The spending came in what are generally considered low-key judicial races, where Chief Justice Ron Castille (left of two photos) and Justice Max Baer (right of two photos) successfully ran for another term in retention (up-or-down) elections, the groups said in a statement.
Chief Justice Castille spent an estimated $66,000 while Justice Baer spent an estimated $251,000. Before Election Day, the Independence Hall Tea Party PAC issued a press release urging Pennsylvanians to vote against retaining both justices, as a result of their not upholding the state’s Voter ID Law in a 2012 ruling. Pennsylvania group Rock the Capital also campaigned against Chief Justice Castille.
The Brennan Center is a Justice at Stake partner organization.
“Taking the financial reins from outside special-interest groups and giving them back to the local committee parties and candidates could reduce some of the extreme hostility and negativity in ads. But money finds whatever crevice it can, and flows into groups which are less transparent and less accountable,” retired Indiana Supreme Court Chief Justice Randall T. Shepard said at a panel discussion about The New Politics of Judicial Elections 2011-2012 report.
Justice Shepard told the Kansas City InfoZone about the importance of keeping campaign money and strategies out of judicial elections. The report showed that of the $56.4 million spent on state judicial elections, $24.1 million came from special interest groups and political parties.
Bert Brandenburg, executive director of Justice at Stake, said the goal of keeping conflicts of interest out of the courtroom, “is being worn away steadily a year at a time by a relentless campaign of big money spending and political bullying.”
Citing data from the recently released The New Politics of Judicial Elections report, a Moyers & Company article warns that “…state high courts are falling prey to the same out-of-control, post-Citizens United election spending that has plagued legislative and executive races during the past two election cycles.”
The John Light article titled, “Dark Money’s New Frontier: State Judicial Elections,” highlighted that more than $56 million was spent on state high court races across the country.
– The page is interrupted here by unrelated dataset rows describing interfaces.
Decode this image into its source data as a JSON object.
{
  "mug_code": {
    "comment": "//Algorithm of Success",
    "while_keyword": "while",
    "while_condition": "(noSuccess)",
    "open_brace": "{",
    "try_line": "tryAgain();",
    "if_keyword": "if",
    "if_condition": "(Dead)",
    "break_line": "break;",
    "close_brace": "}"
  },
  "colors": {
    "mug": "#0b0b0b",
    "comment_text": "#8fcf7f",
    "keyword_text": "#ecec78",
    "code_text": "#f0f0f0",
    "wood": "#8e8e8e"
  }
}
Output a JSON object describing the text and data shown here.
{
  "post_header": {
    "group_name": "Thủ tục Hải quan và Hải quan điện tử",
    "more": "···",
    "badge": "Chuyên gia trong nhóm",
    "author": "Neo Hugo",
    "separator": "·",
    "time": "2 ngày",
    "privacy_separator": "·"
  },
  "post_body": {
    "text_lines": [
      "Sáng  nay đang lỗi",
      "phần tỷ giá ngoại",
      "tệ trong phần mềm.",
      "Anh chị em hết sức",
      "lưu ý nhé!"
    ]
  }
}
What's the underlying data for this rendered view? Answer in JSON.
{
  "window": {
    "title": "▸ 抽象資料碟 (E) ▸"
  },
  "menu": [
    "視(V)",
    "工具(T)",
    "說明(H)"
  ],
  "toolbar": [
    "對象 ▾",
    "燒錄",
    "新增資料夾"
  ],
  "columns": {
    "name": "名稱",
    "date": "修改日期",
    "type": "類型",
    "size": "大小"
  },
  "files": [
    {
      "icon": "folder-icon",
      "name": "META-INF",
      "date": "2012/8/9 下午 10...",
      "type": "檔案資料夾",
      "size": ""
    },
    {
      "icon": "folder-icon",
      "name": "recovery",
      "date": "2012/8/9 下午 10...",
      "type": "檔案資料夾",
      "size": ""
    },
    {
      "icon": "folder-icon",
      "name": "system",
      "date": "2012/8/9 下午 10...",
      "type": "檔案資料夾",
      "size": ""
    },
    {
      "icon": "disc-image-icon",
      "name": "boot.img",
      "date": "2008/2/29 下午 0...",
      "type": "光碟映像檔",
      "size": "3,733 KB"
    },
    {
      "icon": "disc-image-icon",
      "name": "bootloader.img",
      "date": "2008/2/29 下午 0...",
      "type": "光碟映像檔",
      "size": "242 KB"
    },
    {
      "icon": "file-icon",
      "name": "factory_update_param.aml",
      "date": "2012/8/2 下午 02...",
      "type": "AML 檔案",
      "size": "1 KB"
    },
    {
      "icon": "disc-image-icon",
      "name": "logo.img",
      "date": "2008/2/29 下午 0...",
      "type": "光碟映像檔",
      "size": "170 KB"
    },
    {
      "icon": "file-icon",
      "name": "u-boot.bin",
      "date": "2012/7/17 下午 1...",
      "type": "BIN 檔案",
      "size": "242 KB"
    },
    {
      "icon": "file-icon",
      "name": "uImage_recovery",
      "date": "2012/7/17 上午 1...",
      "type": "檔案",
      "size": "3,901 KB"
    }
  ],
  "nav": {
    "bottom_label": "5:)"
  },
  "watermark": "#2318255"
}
A significant chunk of this money came from special interests one would expect to find operating at the national level – $19.6 million of the $56.4 million total.
The story notes that last year’s election wasn’t the first time large sums of money were spent on judicial elections, but until recently, the majority came from a judge’s personal campaign war chest. What’s new is the influx of special interest money.